For the same reasons as Jupiter wouldn’t want two letters found in his name to be written on a sundial, it could have been possible that not-so-modest King Louis XIV preferred IIII over IV to be used in clocks. Being the representation of God on Earth, a part of his name couldn’t be printed on the dial of a simple clock.
However, this theory seems quite implausible. The use of IIII existed in multiple areas already and under the reign of many different monarchs whose names didn’t contain the letters IV. This doesn’t seem to be a sufficient explanation to reject the subtractive notation.
THE VISUAL BALANCE
The last possible explanation is the most rational of them all – and thus, probably the most plausible too. Commonly, clocks and watches display time on 12 hours. 12 numerals are thus printed on their dials. One of the reasons for the use of IIII instead of IV could easily be to obtain a greater visual balance.
The IIII numeral, more complex than the usual IV numeral, might provide better visual balance to the complex VIII found on the other side of the dial.
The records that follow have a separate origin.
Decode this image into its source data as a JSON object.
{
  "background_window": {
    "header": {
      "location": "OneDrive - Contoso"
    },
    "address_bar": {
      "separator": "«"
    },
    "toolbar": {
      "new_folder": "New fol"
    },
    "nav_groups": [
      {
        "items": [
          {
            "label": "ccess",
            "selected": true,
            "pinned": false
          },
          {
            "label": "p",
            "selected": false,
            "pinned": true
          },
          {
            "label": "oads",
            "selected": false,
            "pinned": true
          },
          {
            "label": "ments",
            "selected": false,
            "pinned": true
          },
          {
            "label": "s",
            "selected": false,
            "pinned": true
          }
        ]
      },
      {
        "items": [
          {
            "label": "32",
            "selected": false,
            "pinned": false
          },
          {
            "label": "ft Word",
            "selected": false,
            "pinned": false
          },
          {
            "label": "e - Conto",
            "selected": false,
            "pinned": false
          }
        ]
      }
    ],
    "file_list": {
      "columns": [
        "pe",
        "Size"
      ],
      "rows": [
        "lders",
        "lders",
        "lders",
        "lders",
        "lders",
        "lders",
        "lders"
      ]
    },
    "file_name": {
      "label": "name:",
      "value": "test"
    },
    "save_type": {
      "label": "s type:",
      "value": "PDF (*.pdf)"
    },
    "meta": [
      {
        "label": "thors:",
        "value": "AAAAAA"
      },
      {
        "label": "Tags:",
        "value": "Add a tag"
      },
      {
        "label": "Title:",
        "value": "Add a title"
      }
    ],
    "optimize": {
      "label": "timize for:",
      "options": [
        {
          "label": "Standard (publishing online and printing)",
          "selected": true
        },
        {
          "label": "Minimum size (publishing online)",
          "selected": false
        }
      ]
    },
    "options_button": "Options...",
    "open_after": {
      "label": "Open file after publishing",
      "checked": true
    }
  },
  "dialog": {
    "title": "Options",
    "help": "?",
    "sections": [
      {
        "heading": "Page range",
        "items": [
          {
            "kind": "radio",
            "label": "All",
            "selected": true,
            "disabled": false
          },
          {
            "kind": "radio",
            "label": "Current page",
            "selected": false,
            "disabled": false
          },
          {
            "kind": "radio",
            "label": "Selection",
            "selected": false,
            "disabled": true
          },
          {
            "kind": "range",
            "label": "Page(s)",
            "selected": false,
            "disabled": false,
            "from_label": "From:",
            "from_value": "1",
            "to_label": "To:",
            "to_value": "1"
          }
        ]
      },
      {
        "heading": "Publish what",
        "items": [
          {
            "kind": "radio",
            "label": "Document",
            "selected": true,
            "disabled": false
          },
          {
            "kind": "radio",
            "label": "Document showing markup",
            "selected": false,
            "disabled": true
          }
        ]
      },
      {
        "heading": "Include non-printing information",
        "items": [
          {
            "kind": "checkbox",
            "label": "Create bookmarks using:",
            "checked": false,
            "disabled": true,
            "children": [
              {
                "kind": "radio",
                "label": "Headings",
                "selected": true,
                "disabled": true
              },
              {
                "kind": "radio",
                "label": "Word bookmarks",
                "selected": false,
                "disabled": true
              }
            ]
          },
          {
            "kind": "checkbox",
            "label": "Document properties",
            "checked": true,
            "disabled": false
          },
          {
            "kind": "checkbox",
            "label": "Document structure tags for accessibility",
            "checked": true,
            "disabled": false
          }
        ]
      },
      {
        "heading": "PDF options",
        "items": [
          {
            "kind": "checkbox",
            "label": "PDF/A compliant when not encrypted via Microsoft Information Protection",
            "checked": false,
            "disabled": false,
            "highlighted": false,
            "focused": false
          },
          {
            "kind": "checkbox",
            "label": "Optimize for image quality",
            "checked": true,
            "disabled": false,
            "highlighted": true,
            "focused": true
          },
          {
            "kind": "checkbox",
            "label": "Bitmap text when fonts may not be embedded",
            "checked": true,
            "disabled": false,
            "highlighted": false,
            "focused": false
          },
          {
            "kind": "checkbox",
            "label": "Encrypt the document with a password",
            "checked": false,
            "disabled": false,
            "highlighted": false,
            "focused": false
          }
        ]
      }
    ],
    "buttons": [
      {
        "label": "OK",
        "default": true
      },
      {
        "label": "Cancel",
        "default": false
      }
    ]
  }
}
Most modern or vintage watches and clocks rely on a mix of additive notation and subtractive notation (where the 4 is IIII and the 9 is IX). This way, the dial features the following numerals: I, II, III, IIII, V, VI, VII, VIII, IX, X, XI, XII. With this combination, you obtain three identical areas on the dial, each of them using the same kind of numerals. The first third only uses I, the second third is the only one using the V and finally, the last third is the only one featuring numerals with X. This way, you’re balancing the dial with three distinct areas, creating a more elegant and harmonious dial.
The dial of this Cartier relies on three distinct thirds – I, II, III and IIII – V, VI, VII and VIII – IX, X, XI and XII.
Also, in the same vein, the numeral IIII is easier to read than the numeral IV, especially when it is upside down, as often on modern watches – where Roman numerals are applied or printed radially (pointing to the centre of the dial).
Still, not one definitive answer, but a mix of traditions, ancient practices and practical reasons might explain why the watchmaking industry still, today, relies on the use of IIII on most of the dials featuring Roman numerals. And of course, there will always be exceptions to the rule…